Supplied data section start
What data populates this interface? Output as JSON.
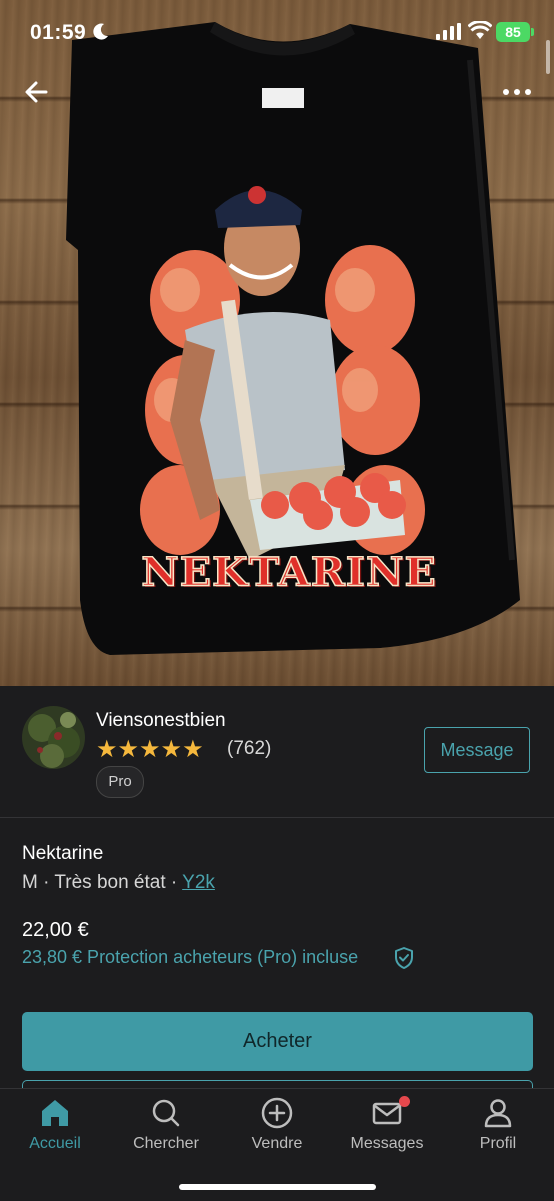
{
  "status_bar": {
    "time": "01:59",
    "battery": "85"
  },
  "photo": {
    "print_text": "NEKTARINE"
  },
  "seller": {
    "name": "Viensonestbien",
    "stars": "★★★★★",
    "review_count": "(762)",
    "badge": "Pro",
    "message_label": "Message"
  },
  "item": {
    "title": "Nektarine",
    "size": "M",
    "condition": "Très bon état",
    "separator": "·",
    "brand": "Y2k",
    "price": "22,00 €",
    "protection_price": "23,80 € Protection acheteurs (Pro) incluse"
  },
  "actions": {
    "buy_label": "Acheter"
  },
  "tabbar": {
    "accent_color": "#3f9aa5",
    "tabs": [
      {
        "label": "Accueil",
        "icon": "home-icon"
      },
      {
        "label": "Chercher",
        "icon": "search-icon"
      },
      {
        "label": "Vendre",
        "icon": "plus-circle-icon"
      },
      {
        "label": "Messages",
        "icon": "mail-icon"
      },
      {
        "label": "Profil",
        "icon": "person-icon"
      }
    ]
  }
}
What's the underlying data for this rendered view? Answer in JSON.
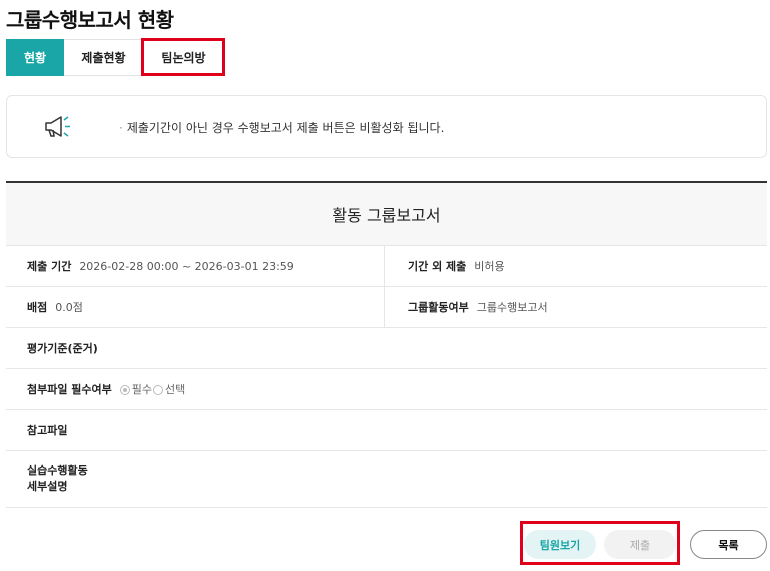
{
  "page": {
    "title": "그룹수행보고서 현황"
  },
  "tabs": [
    {
      "label": "현황",
      "active": true
    },
    {
      "label": "제출현황",
      "active": false
    },
    {
      "label": "팀논의방",
      "active": false
    }
  ],
  "notice": {
    "icon": "megaphone-icon",
    "text": "제출기간이 아닌 경우 수행보고서 제출 버튼은 비활성화 됩니다."
  },
  "report": {
    "title": "활동 그룹보고서",
    "submit_period": {
      "label": "제출 기간",
      "value": "2026-02-28 00:00 ~ 2026-03-01 23:59"
    },
    "late_submit": {
      "label": "기간 외 제출",
      "value": "비허용"
    },
    "score": {
      "label": "배점",
      "value": "0.0점"
    },
    "group_activity": {
      "label": "그룹활동여부",
      "value": "그룹수행보고서"
    },
    "criteria": {
      "label": "평가기준(준거)",
      "value": ""
    },
    "attachment_required": {
      "label": "첨부파일 필수여부",
      "options": [
        "필수",
        "선택"
      ],
      "selected": "필수"
    },
    "reference_file": {
      "label": "참고파일",
      "value": ""
    },
    "description": {
      "label_line1": "실습수행활동",
      "label_line2": "세부설명",
      "value": ""
    }
  },
  "buttons": {
    "members": "팀원보기",
    "submit": "제출",
    "list": "목록"
  },
  "colors": {
    "accent": "#1aa6a6",
    "highlight": "#e0001b"
  }
}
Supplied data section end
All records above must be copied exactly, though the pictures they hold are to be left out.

What data populates this interface? Output as JSON.
{
  "status_bar": {
    "time": "01:59",
    "battery": "85"
  },
  "photo": {
    "print_text": "NEKTARINE"
  },
  "seller": {
    "name": "Viensonestbien",
    "stars": "★★★★★",
    "review_count": "(762)",
    "badge": "Pro",
    "message_label": "Message"
  },
  "item": {
    "title": "Nektarine",
    "size": "M",
    "condition": "Très bon état",
    "separator": "·",
    "brand": "Y2k",
    "price": "22,00 €",
    "protection_price": "23,80 € Protection acheteurs (Pro) incluse"
  },
  "actions": {
    "buy_label": "Acheter"
  },
  "tabbar": {
    "accent_color": "#3f9aa5",
    "tabs": [
      {
        "label": "Accueil",
        "icon": "home-icon"
      },
      {
        "label": "Chercher",
        "icon": "search-icon"
      },
      {
        "label": "Vendre",
        "icon": "plus-circle-icon"
      },
      {
        "label": "Messages",
        "icon": "mail-icon"
      },
      {
        "label": "Profil",
        "icon": "person-icon"
      }
    ]
  }
}
What's the underlying data for this rendered view? Answer in JSON.
{
  "page": {
    "title": "그룹수행보고서 현황"
  },
  "tabs": [
    {
      "label": "현황",
      "active": true
    },
    {
      "label": "제출현황",
      "active": false
    },
    {
      "label": "팀논의방",
      "active": false
    }
  ],
  "notice": {
    "icon": "megaphone-icon",
    "text": "제출기간이 아닌 경우 수행보고서 제출 버튼은 비활성화 됩니다."
  },
  "report": {
    "title": "활동 그룹보고서",
    "submit_period": {
      "label": "제출 기간",
      "value": "2026-02-28 00:00 ~ 2026-03-01 23:59"
    },
    "late_submit": {
      "label": "기간 외 제출",
      "value": "비허용"
    },
    "score": {
      "label": "배점",
      "value": "0.0점"
    },
    "group_activity": {
      "label": "그룹활동여부",
      "value": "그룹수행보고서"
    },
    "criteria": {
      "label": "평가기준(준거)",
      "value": ""
    },
    "attachment_required": {
      "label": "첨부파일 필수여부",
      "options": [
        "필수",
        "선택"
      ],
      "selected": "필수"
    },
    "reference_file": {
      "label": "참고파일",
      "value": ""
    },
    "description": {
      "label_line1": "실습수행활동",
      "label_line2": "세부설명",
      "value": ""
    }
  },
  "buttons": {
    "members": "팀원보기",
    "submit": "제출",
    "list": "목록"
  },
  "colors": {
    "accent": "#1aa6a6",
    "highlight": "#e0001b"
  }
}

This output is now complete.